When the last tenant moved out of Chicago's notorious housing project, it signaled the end of an era and raised questions about the future of displaced tenants -- and public housing itself.
The worst of these prison-like, concrete and wire-encased towers, like Chicago's Robert Taylor Homes and the infamous Pruitt-Igoe Homes in St. Louis, have been razed or blown up. But many still wonder what happened to the people who once lived in them. Where did they go, and what became of their lives? Are they better or worse off today than when they lived in "the projects"? At one point, as many as 30,000 people lived in the 28 sixteen-story Taylor Homes buildings. Pruitt-Igoe had 5,800 apartments in 33 eleven-story buildings before the last buildings were razed in 1976 to make way for mixed-income townhouses.
As television cameras and news photographers recorded Annie Ricks' move from the condemned Cabrini-Green apartment building, they also documented the end of an era in Chicago public housing. At the same time, a few blocks away, CHA, City of Chicago, and regional and national HUD officials were holding a celebratory press conference in a renovated public housing building to announce the completion of a massive rehabilitation of 700 apartments for low-income seniors, including upgrades for disabled residents.
Officials also touted the city's compliance with a Voluntary Compliance Agreement between Chicago and HUD three years ahead of schedule. The pact was signed in May 2006. When fully implemented, Chicago will have 9,300 rehabbed units of public housing for seniors, more than any other city in the nation.
"With the completion of these upgrades in our senior portfolio, CHA has set a new standard in accommodating senior and disabled Chicagoans across the city," said Lewis A. Jordan, CEO of the housing authority.
"This is a great day for Chicagoans with disabilities," said Marca Bristo, president and CEO of Access Living, a Chicago organization run by and for people with disabilities. "You have raised the bar for housing authorities across the country."
Bristo said she planned to accompany Jordan to Washington to explain to the U.S. secretary of housing and urban development how Chicago is emerging as a national leader in accessible public housing.
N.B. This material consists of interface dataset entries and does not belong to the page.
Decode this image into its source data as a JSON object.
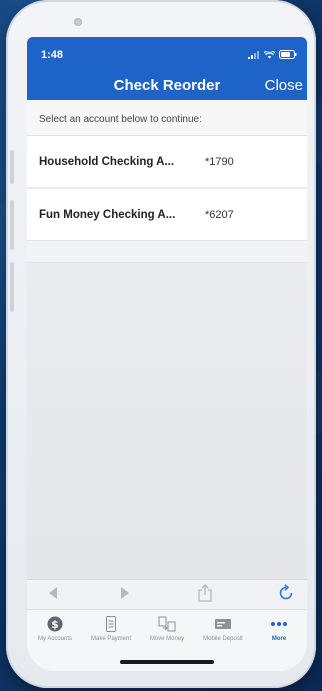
{
  "status_bar": {
    "time": "1:48"
  },
  "nav": {
    "title": "Check Reorder",
    "close_label": "Close"
  },
  "prompt": "Select an account below to continue:",
  "accounts": [
    {
      "name": "Household Checking A...",
      "number": "*1790"
    },
    {
      "name": "Fun Money Checking A...",
      "number": "*6207"
    }
  ],
  "browser_bar": {
    "icons": [
      "back-arrow-icon",
      "forward-arrow-icon",
      "share-icon",
      "refresh-icon"
    ]
  },
  "tabbar": {
    "tabs": [
      {
        "label": "My Accounts",
        "icon": "dollar-coin-icon"
      },
      {
        "label": "Make Payment",
        "icon": "bill-icon"
      },
      {
        "label": "Move Money",
        "icon": "transfer-icon"
      },
      {
        "label": "Mobile Deposit",
        "icon": "check-deposit-icon"
      },
      {
        "label": "More",
        "icon": "more-dots-icon",
        "selected": true
      }
    ]
  },
  "colors": {
    "brand_blue": "#1e63c8",
    "refresh_blue": "#2b7bd8"
  }
}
It's all part of the city's "Plan for Transformation," which has been touted as the largest redevelopment-rehabilitation of public housing in the history of the United States. For the past decade, the CHA has been relocating low-income families from older, dilapidated public housing buildings into newly constructed or rehabbed properties. But the moves have not always been met with applause.
Brenda Lockett lived in Cabrini-Green high-rises for 40 years before being relocated to a rehabbed apartment in nearby row houses six months ago. Like Annie Ricks, she was not happy about it at first and did not want to leave the only home she had ever known. "It was the fear of the unknown," Lockett says. "You can live at a certain place for so long that you can get complacent. You get comfortable with what you have become accustomed to. But I didn't realize when I moved out of the high-rises that things would begin to look different."